nicodimus22 wrote:
_Does somebody sell a sampler?_ Yes! It's called the Convoy S2+ and it's an inexpensive way to try out different emitters. Of course, you should do _some_ research and narrow the field somewhat before pulling out your wallet, but it is essentially the 'sampler' light.
Worth noting, emitters are also more than just tint & CRI. Performance and beam profile will vary too. Which can be just as important in some situations. Also, not all emitters are equal. 5000k in one make might look quite different to 5000k of another type of LED. Optics can also impact what you see. I had an XP-L HI warm white in a Convoy S2+, it was horrible.
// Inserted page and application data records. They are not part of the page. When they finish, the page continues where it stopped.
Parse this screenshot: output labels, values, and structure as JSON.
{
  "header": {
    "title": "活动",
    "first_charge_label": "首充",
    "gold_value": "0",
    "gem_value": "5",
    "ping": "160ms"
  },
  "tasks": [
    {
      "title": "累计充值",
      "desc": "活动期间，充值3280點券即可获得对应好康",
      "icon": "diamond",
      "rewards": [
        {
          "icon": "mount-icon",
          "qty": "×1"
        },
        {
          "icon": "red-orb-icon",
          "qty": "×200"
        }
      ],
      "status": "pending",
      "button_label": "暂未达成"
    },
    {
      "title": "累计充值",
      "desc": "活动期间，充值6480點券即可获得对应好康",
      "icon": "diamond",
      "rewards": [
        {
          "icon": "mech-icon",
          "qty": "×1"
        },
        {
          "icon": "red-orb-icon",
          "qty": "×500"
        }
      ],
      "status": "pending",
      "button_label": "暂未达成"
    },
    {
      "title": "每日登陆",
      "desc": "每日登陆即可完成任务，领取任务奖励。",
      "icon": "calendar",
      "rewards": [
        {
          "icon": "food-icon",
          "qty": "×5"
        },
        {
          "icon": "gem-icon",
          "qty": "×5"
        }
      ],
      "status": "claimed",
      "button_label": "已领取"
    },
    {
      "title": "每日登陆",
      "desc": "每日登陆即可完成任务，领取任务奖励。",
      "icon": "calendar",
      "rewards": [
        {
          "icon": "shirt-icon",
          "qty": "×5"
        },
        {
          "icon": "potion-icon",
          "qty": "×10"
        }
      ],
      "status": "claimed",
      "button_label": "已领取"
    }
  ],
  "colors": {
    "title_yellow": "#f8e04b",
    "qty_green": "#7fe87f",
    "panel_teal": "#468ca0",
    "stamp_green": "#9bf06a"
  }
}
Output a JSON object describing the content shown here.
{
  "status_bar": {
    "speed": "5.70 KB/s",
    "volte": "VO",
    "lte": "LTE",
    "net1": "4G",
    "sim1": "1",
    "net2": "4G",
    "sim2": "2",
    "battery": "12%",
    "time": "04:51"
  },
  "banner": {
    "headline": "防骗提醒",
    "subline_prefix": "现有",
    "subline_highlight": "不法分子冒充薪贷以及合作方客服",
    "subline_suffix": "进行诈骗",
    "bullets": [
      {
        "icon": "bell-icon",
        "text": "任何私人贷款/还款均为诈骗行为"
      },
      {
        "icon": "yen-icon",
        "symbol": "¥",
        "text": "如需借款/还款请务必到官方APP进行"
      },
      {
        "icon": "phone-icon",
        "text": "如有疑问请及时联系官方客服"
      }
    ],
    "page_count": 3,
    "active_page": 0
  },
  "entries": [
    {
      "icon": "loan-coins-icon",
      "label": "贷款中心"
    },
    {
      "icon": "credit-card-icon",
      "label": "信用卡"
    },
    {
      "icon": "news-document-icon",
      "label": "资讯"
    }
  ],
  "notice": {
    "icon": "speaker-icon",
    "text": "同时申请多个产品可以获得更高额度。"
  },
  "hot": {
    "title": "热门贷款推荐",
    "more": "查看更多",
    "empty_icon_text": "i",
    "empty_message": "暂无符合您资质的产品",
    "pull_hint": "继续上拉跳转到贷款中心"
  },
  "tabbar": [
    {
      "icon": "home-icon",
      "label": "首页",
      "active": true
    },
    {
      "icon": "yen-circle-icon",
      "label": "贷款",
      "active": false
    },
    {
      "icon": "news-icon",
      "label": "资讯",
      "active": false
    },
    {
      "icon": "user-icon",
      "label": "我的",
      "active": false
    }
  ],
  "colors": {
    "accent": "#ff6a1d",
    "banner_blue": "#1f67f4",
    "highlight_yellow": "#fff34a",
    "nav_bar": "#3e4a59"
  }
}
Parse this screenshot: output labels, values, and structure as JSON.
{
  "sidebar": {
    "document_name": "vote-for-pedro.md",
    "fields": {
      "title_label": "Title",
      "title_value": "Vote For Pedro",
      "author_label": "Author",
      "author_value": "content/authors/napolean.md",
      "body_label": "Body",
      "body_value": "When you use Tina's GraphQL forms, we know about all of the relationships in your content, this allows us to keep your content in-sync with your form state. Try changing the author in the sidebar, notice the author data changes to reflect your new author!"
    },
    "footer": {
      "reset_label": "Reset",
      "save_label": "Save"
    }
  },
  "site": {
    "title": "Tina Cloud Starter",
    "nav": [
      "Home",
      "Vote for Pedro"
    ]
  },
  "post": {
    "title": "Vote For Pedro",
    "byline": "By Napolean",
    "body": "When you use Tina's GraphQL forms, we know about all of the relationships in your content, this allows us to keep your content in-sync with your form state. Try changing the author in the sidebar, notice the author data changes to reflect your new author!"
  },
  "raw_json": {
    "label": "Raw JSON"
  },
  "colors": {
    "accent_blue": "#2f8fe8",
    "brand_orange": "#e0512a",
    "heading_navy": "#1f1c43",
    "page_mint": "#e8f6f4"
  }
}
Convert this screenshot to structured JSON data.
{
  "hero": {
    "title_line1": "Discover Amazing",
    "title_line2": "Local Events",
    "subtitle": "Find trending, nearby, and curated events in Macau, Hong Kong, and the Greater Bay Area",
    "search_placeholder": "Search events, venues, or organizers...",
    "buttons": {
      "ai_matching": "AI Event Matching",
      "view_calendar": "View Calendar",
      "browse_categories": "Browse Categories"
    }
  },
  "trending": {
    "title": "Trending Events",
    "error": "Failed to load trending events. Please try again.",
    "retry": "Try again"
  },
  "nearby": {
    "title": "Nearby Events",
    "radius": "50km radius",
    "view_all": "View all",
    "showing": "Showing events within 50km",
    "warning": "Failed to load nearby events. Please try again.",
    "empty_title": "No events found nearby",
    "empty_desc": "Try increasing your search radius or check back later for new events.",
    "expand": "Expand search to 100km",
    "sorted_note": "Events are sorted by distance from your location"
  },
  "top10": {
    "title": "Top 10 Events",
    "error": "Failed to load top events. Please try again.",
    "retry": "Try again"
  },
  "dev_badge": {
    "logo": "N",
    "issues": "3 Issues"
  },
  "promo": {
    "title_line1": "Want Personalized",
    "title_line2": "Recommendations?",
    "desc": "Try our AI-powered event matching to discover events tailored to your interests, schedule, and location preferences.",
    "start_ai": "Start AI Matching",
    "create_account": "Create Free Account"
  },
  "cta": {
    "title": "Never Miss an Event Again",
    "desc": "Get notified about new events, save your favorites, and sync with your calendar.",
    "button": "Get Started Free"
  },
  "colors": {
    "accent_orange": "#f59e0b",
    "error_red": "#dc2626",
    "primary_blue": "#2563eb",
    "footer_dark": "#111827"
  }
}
The spill beam and hot spot where different colours with a nasty corona. Replaced the reflector with a TIR optic and now it still has a hot spot, but the beam is all one colour and vastly improved.

Totally agree with above but my sampler is the S21A where I enjoy the 20mm MCPCB with more solder pads (over the 16mm), better isolation between the reflector and solder pads (usually prefer a TIR) and the 21700 battery (you could still use an 18650).